• **Work item**
Every line with the word "source" in it should be extracted from the data that follows.

━━ Supplied information

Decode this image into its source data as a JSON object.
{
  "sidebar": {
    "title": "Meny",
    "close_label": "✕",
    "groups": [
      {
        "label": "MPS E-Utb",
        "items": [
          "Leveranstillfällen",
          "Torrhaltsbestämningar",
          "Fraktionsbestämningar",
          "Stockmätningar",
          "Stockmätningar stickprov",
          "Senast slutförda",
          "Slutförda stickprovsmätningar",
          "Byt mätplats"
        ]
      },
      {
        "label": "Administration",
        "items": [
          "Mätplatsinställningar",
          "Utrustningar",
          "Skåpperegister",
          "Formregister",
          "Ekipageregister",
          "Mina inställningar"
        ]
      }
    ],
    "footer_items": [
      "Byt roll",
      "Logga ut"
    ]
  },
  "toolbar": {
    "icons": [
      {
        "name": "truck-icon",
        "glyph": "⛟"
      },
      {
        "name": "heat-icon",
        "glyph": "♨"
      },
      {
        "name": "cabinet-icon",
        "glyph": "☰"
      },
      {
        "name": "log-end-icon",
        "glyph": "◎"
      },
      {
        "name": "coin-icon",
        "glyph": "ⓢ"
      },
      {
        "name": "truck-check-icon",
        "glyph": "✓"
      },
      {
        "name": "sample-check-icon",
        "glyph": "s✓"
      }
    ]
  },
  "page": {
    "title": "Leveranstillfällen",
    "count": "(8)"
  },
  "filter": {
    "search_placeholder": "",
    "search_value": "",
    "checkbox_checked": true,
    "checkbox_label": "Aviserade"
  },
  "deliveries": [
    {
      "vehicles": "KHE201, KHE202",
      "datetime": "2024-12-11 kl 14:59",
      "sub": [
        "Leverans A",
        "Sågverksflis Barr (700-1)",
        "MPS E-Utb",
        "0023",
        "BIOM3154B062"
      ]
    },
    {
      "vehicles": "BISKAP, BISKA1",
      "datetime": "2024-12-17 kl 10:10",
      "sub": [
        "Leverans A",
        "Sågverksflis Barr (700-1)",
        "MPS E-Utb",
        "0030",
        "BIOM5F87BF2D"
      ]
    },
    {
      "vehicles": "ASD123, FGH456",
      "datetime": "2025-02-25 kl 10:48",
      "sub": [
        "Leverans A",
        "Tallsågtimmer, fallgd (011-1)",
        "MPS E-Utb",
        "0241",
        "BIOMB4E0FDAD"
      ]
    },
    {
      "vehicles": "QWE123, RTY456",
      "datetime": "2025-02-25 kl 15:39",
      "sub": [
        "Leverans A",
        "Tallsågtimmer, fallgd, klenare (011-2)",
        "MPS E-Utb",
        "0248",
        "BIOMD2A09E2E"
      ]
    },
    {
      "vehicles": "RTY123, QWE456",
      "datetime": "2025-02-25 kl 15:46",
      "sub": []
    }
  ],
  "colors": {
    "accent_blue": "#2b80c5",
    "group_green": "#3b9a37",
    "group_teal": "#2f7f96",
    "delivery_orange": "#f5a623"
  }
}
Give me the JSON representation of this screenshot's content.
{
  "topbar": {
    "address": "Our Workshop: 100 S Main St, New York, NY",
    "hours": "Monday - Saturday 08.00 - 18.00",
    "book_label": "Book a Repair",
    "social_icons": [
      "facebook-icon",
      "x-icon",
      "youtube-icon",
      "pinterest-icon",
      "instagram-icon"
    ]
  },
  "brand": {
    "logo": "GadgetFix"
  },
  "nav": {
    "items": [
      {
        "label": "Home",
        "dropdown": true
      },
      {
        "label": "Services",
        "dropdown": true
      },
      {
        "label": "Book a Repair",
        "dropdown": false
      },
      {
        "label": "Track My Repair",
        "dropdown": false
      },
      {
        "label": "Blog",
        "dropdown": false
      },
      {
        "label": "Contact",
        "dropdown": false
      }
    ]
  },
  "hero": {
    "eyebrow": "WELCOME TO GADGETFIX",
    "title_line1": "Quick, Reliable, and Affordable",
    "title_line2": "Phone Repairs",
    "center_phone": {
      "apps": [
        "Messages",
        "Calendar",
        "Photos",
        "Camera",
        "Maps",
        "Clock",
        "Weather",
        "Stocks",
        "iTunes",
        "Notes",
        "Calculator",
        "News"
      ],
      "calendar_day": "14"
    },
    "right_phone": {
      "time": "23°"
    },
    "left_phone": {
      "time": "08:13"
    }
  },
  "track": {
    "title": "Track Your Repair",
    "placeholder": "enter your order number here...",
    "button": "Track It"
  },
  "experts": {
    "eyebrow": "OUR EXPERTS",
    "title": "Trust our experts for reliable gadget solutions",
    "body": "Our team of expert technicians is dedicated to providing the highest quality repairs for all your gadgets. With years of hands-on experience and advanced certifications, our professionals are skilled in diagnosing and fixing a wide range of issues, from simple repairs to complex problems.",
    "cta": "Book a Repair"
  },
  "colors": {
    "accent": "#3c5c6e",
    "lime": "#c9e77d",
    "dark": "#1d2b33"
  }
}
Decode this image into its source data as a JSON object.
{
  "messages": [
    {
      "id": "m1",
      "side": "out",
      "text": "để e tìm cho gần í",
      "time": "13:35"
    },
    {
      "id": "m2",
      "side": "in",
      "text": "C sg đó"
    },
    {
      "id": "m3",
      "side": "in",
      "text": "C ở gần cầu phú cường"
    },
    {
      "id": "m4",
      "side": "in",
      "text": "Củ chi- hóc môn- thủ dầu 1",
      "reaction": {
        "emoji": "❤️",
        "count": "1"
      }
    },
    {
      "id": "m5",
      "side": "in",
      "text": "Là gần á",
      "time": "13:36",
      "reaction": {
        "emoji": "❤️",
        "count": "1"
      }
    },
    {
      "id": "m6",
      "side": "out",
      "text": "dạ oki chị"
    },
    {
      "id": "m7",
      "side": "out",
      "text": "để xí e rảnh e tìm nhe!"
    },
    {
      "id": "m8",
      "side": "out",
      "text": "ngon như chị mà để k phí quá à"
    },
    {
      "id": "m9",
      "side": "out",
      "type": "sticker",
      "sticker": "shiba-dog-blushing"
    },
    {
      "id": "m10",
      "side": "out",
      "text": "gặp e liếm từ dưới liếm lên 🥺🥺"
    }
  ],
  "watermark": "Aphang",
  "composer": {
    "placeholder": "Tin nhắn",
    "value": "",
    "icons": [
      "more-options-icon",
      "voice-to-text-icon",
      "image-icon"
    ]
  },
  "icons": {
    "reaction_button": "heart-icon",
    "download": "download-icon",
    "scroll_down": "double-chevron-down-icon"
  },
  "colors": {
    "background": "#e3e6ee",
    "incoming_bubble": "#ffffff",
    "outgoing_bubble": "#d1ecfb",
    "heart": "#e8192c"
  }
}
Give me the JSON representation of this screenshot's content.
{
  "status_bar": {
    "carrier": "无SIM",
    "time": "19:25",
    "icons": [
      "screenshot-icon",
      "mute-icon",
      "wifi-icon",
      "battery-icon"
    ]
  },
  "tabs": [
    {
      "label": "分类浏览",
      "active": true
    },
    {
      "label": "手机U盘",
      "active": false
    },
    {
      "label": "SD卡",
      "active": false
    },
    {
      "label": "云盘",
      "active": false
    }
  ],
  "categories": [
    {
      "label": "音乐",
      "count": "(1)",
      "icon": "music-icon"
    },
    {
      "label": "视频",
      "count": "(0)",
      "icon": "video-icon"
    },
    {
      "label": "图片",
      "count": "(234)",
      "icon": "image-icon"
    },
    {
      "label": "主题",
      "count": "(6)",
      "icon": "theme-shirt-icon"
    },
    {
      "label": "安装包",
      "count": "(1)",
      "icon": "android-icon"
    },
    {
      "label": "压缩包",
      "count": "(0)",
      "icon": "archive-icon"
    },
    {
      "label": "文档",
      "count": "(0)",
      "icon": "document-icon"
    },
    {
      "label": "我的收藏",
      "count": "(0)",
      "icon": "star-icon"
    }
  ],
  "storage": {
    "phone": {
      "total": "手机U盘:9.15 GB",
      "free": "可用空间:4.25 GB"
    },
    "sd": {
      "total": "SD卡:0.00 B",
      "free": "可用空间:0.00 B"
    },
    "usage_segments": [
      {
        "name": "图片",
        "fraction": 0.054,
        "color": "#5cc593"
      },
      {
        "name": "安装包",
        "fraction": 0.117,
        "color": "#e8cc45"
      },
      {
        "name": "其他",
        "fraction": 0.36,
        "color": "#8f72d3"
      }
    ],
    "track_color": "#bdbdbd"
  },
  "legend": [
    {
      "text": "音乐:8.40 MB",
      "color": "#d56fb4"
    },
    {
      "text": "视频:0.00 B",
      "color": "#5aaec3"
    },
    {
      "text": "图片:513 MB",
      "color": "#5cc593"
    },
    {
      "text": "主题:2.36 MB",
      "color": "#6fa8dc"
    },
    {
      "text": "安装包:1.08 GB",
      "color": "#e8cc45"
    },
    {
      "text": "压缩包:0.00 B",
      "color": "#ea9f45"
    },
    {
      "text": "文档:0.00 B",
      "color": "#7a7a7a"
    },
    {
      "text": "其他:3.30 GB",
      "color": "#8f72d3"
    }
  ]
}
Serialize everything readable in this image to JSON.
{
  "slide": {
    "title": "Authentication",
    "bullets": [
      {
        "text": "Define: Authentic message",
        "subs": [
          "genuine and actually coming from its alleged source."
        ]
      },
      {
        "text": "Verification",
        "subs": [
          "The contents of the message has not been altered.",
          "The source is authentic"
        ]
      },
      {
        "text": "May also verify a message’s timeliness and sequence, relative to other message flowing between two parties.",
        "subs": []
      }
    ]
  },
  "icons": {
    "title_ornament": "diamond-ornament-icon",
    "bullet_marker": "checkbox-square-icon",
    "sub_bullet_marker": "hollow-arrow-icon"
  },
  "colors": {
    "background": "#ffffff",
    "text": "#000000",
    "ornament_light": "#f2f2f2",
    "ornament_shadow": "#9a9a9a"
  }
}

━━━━

• **Completed task**
Decode this image into its source data as a JSON object.
Decode this image into its source data as a JSON object.
          "genuine and actually coming from its alleged source."
          "The source is authentic"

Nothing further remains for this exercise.